SUPPLIED RECORDS =

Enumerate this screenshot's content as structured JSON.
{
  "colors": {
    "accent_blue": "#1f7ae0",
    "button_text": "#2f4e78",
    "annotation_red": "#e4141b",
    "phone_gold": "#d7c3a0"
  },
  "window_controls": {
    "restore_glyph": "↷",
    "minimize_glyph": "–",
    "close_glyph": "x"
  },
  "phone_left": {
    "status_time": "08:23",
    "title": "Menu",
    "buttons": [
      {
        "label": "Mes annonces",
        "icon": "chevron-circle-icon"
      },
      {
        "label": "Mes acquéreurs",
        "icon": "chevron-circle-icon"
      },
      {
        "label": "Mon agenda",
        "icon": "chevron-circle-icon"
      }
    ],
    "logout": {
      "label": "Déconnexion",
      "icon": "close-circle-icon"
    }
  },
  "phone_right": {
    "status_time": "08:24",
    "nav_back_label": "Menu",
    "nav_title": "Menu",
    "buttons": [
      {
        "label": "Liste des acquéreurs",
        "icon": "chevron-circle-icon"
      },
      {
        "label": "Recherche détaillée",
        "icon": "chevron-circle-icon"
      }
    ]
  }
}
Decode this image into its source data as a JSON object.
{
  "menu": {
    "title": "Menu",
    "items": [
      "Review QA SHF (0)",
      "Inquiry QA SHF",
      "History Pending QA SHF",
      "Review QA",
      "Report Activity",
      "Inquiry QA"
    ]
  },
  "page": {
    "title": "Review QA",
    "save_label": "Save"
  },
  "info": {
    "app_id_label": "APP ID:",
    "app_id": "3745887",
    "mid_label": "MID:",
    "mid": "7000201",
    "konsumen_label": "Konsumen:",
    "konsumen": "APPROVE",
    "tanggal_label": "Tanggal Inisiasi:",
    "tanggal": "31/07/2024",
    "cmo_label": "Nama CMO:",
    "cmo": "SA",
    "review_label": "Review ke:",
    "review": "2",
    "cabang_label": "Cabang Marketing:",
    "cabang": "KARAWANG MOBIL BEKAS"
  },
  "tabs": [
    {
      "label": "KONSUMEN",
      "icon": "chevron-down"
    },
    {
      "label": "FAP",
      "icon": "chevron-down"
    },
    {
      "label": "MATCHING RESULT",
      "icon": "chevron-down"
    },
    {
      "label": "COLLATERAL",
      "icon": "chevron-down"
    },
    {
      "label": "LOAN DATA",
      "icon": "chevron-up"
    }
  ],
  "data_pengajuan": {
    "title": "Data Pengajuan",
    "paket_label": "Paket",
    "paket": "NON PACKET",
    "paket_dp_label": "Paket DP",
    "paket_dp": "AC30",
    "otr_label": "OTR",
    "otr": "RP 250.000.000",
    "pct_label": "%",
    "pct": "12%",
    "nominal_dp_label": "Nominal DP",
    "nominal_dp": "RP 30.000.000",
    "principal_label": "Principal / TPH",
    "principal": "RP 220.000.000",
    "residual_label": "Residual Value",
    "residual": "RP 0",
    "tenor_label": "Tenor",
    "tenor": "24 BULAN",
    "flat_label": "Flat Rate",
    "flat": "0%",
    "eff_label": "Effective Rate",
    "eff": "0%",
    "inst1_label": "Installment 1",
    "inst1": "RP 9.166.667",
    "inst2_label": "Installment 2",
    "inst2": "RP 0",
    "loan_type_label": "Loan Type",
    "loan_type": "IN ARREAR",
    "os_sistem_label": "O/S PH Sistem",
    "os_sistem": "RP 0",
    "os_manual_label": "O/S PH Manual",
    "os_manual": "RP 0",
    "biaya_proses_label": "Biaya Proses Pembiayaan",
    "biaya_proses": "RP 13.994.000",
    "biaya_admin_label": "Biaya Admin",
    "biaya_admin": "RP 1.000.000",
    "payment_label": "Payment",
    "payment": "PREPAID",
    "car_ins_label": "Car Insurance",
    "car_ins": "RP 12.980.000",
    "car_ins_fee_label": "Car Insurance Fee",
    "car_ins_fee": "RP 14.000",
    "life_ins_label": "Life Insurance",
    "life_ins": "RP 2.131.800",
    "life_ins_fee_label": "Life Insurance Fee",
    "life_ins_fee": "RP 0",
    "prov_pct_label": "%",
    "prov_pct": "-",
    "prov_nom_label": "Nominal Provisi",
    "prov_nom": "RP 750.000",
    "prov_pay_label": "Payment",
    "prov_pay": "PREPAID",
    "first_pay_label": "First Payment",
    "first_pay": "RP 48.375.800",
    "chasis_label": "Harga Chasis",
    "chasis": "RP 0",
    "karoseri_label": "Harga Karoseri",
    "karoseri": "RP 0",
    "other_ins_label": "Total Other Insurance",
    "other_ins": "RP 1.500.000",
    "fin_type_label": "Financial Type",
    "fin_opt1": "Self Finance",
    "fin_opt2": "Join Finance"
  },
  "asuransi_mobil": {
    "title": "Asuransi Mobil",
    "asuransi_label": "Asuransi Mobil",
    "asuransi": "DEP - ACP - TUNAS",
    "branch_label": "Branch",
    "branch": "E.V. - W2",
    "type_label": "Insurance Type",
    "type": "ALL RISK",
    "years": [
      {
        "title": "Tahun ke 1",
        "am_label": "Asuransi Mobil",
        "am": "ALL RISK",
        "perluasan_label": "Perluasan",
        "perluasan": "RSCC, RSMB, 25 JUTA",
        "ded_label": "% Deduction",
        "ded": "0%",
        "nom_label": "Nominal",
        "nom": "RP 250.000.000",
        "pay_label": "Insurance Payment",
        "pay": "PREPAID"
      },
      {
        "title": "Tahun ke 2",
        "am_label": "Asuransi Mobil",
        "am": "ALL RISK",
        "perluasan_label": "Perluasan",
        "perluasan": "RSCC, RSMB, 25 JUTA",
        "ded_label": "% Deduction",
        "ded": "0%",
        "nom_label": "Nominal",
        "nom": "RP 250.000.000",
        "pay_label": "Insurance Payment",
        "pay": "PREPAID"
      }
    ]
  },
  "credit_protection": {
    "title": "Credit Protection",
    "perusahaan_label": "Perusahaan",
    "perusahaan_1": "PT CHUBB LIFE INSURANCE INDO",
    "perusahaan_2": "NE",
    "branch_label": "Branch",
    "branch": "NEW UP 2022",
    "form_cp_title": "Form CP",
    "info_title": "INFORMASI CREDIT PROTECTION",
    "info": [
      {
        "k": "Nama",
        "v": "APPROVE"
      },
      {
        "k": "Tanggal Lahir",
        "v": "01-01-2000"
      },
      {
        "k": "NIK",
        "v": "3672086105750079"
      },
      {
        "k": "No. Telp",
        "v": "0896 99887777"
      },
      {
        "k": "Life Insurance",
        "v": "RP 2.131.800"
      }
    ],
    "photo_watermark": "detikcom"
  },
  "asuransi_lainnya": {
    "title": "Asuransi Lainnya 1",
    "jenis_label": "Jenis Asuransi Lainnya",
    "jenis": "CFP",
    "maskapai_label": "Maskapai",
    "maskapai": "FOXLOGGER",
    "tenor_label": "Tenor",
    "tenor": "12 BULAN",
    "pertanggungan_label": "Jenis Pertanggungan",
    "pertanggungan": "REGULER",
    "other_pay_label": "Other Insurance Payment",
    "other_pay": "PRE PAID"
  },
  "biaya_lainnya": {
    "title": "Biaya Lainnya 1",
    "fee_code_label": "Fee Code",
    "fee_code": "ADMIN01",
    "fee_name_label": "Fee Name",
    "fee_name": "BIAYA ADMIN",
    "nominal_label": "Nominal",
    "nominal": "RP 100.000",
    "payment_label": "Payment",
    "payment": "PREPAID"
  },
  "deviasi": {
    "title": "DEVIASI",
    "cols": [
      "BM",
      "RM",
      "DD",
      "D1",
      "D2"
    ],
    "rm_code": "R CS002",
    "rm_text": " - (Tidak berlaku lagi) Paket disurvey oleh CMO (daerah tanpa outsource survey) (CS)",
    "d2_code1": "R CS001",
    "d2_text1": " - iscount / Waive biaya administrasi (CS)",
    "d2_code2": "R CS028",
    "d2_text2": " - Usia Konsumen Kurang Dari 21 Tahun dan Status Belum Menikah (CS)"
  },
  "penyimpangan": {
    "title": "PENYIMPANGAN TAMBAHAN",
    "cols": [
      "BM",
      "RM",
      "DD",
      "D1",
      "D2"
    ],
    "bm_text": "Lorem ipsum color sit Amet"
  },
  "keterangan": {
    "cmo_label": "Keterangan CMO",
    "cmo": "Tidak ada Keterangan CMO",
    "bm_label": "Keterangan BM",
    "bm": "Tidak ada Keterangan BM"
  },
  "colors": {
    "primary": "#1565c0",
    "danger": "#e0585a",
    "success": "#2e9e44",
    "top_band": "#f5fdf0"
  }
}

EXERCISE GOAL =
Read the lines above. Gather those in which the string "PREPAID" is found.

EXERCISE ANSWER =
    "payment": "PREPAID",
    "prov_pay": "PREPAID",
        "pay": "PREPAID"
        "pay": "PREPAID"
    "payment": "PREPAID"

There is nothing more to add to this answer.